"It's gone from thinking I would start for a few years to having one year of playing under my belt and one year left," Henry said. "So it's a very urgent time."

Henry's coaches sense his urgency this spring. As the only candidate with collegiate game experience, he opened spring ball taking snaps with the first-team offense.

Although the coaches have been fairly egalitarian with the reps, Henry remains the first quarterback to call signals during practices. Henry and Etling worked mostly with the first-team offense in Saturday's scrimmage, although head coach Darrell Hazell told ESPN.com on Monday that it remains a three-man race with Appleby also in the mix.

"It's extremely important to him," Hazell said of Henry, "and that's where it starts.
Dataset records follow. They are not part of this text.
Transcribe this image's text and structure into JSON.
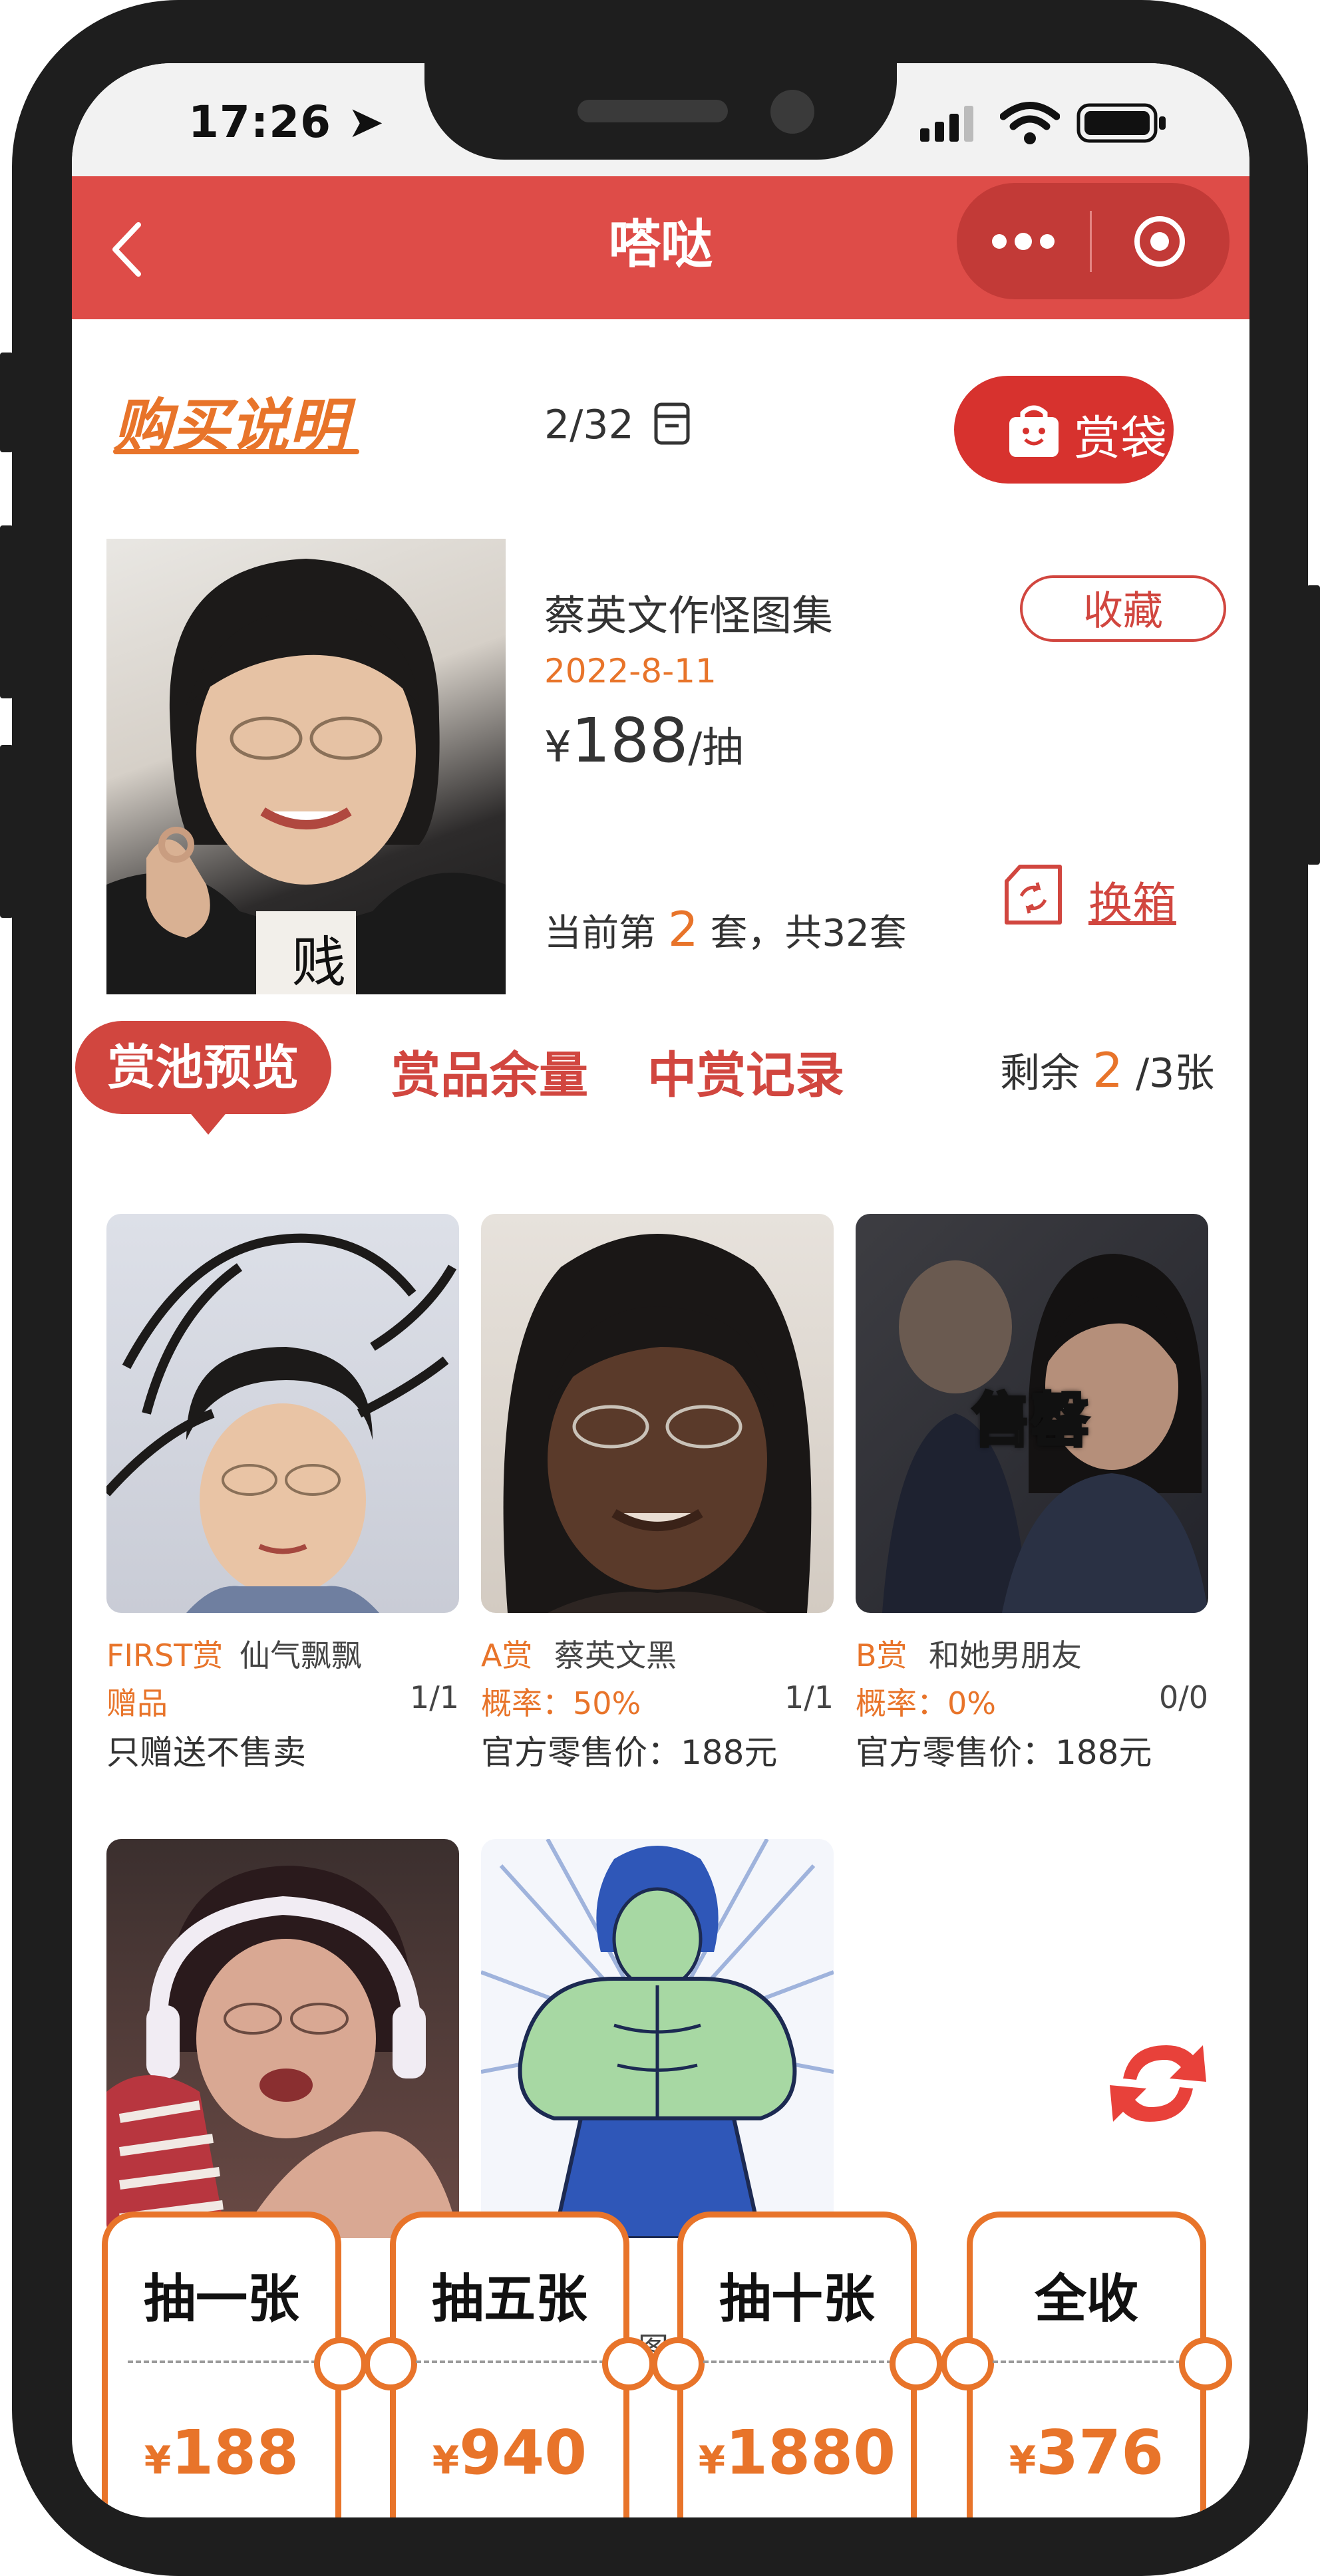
{
  "status_bar": {
    "time": "17:26"
  },
  "nav": {
    "title": "嗒哒"
  },
  "header": {
    "buy_instructions": "购买说明",
    "counter": "2/32",
    "bag_label": "赏袋"
  },
  "product": {
    "image_caption": "贱",
    "name": "蔡英文作怪图集",
    "date": "2022-8-11",
    "price_symbol": "¥",
    "price": "188",
    "price_unit": "/抽",
    "collect_label": "收藏",
    "set_prefix": "当前第",
    "set_current": "2",
    "set_suffix": "套，共32套",
    "switch_box_label": "换箱"
  },
  "tabs": {
    "pool_preview": "赏池预览",
    "prize_remaining": "赏品余量",
    "win_records": "中赏记录",
    "remain_prefix": "剩余",
    "remain_count": "2",
    "remain_suffix": "/3张"
  },
  "prizes": [
    {
      "tier": "FIRST赏",
      "name": "仙气飘飘",
      "type_label": "赠品",
      "count": "1/1",
      "footer": "只赠送不售卖",
      "overlay": ""
    },
    {
      "tier": "A赏",
      "name": "蔡英文黑",
      "type_label": "概率：50%",
      "count": "1/1",
      "footer": "官方零售价：188元",
      "overlay": ""
    },
    {
      "tier": "B赏",
      "name": "和她男朋友",
      "type_label": "概率：0%",
      "count": "0/0",
      "footer": "官方零售价：188元",
      "overlay": "售罄"
    },
    {
      "tier": "",
      "name": "",
      "type_label": "",
      "count": "",
      "footer": "",
      "overlay": ""
    },
    {
      "tier": "",
      "name": "色图",
      "type_label": "",
      "count": "",
      "footer": "",
      "overlay": ""
    }
  ],
  "draw_buttons": [
    {
      "label": "抽一张",
      "price": "188"
    },
    {
      "label": "抽五张",
      "price": "940"
    },
    {
      "label": "抽十张",
      "price": "1880"
    },
    {
      "label": "全收",
      "price": "376"
    }
  ],
  "currency_symbol": "¥",
  "colors": {
    "nav_red": "#de4c48",
    "accent_red": "#d1463f",
    "accent_orange": "#e8742a"
  }
}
You see it in his preparation. He's been a very good leader for us, and he brings that maturity to the huddle."

Henry's athleticism never has been questioned. He led Purdue in rushing in 2010 with 547 yards. He lined up at quarterback, running back and receiver in last year's loss to Minnesota.

But there always have been questions about Henry's skills as a pure quarterback. Dual-threat quarterbacks thrive in the spread offense, but can Henry fit into a true pro-style system like the one Shoop and Hazell intend to run?

"I'm confident in my ability, whether it's running the ball or throwing the ball," Henry said. "The thing that really makes a difference is Coach Shoop, how he teaches us and how he pushes us. You really don't have a choice but to do it right."

Winning the starting job won't be easy for Henry. Winning the Boilers' locker room is much easier.

Whether or not Henry emerges as the starter, he'll be a leader for Purdue in 2013.

"He took me on my official visit when I got here," Appleby said. "He was my first friend here. He's been nothing but a senior leader to me. He's such a tremendous person in all aspects. He's somebody who I definitely look up to, and the rest of the quarterbacks look up to.

"He's been through a heck of a lot. Because of that, he has the respect of the rest of our team."